• **WORK ITEM**:
Report every line from the following entries that contains the string "value".

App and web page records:

*-*-*

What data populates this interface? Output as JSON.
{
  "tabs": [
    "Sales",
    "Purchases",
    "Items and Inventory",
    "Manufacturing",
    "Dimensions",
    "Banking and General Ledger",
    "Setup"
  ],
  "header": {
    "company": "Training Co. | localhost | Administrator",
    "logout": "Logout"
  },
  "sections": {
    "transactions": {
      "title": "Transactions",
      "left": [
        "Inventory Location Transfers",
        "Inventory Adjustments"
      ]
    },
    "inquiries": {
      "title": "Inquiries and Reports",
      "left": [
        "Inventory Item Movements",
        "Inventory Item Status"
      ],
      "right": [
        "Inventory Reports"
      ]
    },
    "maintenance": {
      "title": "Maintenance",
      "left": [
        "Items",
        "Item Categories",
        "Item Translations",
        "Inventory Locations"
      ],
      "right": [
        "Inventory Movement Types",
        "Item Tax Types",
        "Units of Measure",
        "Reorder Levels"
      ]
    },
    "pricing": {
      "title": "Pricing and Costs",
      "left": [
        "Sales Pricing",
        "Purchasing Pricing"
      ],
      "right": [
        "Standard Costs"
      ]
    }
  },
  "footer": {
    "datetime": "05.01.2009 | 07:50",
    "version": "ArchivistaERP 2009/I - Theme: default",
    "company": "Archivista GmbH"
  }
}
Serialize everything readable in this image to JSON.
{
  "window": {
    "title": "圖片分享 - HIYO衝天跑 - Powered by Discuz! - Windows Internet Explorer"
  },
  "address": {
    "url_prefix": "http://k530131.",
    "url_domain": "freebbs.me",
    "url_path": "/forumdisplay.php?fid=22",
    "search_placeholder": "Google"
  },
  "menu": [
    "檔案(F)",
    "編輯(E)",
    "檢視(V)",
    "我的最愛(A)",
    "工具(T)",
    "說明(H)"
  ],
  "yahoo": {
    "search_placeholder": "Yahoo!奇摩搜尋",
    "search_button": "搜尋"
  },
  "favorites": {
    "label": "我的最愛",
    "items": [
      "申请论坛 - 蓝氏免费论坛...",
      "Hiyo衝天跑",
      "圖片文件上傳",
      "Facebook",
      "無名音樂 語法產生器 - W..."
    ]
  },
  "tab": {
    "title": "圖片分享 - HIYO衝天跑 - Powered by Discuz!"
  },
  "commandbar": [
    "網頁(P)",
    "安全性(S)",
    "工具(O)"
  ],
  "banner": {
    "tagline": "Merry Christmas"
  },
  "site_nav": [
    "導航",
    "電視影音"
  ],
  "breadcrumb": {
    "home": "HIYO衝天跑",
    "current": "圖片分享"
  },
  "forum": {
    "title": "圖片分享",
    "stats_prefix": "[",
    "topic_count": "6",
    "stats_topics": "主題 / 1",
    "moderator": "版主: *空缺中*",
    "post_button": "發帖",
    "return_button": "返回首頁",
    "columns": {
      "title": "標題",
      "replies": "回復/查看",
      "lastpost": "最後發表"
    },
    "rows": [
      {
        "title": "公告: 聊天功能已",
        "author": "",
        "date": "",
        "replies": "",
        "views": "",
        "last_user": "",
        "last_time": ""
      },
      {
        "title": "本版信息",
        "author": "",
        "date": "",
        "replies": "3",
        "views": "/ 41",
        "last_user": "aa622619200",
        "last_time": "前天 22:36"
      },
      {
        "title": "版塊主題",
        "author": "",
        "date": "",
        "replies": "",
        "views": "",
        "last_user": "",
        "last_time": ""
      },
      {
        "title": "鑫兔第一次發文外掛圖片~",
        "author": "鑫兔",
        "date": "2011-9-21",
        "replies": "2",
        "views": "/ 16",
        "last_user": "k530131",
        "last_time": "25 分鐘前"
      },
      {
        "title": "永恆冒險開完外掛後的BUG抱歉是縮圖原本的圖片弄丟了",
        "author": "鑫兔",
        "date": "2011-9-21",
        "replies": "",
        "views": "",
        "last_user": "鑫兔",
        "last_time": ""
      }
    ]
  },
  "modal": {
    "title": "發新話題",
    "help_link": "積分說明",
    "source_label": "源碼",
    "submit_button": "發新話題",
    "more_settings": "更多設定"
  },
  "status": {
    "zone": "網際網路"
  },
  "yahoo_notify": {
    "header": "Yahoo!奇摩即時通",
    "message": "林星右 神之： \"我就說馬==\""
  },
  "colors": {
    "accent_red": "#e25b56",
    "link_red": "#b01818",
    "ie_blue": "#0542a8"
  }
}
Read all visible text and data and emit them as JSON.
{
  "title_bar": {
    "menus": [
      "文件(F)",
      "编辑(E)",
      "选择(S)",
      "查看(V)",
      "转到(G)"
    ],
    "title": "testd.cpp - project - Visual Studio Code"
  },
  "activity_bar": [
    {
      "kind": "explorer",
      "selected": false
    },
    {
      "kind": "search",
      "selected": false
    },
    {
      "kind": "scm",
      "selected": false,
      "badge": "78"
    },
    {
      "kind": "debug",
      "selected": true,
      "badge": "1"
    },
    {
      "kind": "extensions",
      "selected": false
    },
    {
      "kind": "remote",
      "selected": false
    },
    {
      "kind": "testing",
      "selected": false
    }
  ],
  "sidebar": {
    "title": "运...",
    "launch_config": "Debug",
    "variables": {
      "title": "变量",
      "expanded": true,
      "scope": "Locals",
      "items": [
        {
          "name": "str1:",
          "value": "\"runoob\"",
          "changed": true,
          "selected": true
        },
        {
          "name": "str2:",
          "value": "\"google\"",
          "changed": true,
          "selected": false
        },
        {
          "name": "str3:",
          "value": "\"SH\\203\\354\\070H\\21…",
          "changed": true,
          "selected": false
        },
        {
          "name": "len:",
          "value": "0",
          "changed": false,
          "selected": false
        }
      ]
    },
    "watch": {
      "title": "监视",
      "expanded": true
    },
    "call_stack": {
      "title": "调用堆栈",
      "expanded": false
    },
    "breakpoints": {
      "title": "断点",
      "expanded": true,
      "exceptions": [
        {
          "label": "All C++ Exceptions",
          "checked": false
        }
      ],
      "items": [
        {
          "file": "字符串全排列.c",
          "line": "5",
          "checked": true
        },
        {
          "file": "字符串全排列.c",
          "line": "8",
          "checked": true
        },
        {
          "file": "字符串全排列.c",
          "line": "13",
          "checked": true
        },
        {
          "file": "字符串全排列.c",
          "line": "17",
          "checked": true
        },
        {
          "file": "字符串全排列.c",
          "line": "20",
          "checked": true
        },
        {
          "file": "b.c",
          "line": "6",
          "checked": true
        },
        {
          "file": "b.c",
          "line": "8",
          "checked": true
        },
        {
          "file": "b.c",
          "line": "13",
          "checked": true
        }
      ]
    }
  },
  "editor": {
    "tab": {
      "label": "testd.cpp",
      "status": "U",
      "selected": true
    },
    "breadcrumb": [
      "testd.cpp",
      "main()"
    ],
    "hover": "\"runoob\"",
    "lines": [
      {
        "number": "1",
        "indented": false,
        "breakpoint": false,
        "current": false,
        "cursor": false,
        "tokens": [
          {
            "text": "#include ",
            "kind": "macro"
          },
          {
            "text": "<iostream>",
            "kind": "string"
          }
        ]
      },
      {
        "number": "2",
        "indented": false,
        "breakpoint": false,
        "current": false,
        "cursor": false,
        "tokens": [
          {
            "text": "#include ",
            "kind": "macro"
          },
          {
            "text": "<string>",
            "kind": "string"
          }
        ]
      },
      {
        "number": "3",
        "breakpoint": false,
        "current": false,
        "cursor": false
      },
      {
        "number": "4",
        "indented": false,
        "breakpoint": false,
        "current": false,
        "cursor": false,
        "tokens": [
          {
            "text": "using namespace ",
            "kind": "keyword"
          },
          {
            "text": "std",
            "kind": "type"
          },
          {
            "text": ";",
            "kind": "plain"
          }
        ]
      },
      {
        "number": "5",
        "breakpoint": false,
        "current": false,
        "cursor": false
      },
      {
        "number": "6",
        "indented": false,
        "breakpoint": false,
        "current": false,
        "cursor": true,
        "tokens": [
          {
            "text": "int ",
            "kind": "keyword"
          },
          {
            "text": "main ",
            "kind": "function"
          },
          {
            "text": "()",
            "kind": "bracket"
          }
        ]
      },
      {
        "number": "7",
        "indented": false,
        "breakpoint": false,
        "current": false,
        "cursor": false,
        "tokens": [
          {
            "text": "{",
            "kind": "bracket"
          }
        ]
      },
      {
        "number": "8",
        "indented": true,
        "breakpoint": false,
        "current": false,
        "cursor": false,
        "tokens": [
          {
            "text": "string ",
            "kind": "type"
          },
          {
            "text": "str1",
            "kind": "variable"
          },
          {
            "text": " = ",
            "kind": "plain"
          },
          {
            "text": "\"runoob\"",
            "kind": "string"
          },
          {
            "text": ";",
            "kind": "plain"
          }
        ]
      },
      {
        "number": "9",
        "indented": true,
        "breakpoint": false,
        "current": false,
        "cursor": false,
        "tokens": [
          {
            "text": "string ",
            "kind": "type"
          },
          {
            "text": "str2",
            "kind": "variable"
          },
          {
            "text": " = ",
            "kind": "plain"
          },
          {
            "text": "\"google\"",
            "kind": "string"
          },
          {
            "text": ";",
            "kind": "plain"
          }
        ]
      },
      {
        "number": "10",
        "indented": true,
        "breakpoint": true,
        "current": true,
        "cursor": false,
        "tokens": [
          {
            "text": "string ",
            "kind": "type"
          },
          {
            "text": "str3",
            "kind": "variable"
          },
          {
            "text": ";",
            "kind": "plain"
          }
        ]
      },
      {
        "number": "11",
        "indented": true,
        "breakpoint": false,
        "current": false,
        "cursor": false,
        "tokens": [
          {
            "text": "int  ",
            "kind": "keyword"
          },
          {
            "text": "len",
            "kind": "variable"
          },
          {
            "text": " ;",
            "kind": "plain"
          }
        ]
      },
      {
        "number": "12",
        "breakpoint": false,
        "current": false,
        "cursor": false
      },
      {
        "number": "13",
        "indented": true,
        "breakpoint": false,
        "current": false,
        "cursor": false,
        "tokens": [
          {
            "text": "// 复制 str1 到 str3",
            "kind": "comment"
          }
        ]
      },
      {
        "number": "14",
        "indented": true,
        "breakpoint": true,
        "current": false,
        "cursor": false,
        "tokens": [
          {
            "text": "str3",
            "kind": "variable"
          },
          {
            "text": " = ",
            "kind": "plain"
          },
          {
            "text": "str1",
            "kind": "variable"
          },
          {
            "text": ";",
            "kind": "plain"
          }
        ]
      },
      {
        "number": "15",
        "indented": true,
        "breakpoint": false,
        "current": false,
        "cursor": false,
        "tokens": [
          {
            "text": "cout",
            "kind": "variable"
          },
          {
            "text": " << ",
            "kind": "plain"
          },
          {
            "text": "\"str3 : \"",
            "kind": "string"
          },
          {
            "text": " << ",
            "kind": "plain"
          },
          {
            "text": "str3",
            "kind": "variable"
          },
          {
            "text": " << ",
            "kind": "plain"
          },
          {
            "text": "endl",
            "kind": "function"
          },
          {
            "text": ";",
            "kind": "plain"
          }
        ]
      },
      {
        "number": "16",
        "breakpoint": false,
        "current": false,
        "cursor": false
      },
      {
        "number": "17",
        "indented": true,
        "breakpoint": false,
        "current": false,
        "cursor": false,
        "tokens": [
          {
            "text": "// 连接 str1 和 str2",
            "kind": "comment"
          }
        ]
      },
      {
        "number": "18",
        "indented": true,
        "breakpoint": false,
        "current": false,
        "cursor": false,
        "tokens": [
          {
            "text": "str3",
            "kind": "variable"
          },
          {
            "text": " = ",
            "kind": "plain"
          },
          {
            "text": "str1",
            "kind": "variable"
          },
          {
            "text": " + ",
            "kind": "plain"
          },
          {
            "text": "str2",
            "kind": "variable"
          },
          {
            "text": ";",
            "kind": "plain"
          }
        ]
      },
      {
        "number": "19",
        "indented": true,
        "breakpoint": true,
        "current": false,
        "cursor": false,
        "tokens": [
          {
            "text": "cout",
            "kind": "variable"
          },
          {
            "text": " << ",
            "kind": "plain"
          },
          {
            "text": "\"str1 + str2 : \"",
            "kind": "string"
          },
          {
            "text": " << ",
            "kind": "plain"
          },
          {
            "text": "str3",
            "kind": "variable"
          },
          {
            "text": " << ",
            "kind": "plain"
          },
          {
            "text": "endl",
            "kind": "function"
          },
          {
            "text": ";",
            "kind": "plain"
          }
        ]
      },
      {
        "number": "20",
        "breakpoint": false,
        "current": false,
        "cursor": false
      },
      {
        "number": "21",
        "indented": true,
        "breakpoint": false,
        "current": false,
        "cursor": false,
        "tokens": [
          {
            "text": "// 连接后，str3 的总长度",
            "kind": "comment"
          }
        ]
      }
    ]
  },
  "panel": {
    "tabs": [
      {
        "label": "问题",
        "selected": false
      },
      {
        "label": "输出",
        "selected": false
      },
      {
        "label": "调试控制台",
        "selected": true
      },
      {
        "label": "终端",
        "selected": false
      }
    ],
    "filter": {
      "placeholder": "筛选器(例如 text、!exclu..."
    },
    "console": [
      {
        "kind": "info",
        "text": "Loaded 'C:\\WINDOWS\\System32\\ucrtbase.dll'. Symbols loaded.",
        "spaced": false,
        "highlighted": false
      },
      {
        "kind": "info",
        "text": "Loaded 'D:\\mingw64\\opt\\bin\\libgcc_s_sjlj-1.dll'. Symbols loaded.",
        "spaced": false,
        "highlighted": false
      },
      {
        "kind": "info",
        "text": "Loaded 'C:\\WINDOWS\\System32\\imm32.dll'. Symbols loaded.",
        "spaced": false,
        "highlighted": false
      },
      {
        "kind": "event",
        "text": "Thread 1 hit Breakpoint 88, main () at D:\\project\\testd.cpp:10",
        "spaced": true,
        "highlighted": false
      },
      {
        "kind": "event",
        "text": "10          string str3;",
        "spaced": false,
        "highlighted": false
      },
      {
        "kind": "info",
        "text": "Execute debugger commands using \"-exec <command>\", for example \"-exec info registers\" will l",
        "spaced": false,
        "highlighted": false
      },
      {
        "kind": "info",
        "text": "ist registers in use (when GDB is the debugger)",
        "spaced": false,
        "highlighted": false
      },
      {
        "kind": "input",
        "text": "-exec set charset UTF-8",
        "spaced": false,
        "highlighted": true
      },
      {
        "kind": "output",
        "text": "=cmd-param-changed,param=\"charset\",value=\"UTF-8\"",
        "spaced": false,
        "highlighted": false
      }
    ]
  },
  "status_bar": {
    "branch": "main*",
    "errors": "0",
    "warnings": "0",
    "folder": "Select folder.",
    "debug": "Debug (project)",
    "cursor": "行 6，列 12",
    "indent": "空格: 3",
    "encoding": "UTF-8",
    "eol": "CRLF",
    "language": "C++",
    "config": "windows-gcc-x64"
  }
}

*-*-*

• **ANSWER SPACE**:
          "value": "\"runoob\"",
          "value": "\"google\"",
          "value": "\"SH\\203\\354\\070H\\21…",
          "value": "0",
        "text": "=cmd-param-changed,param=\"charset\",value=\"UTF-8\"",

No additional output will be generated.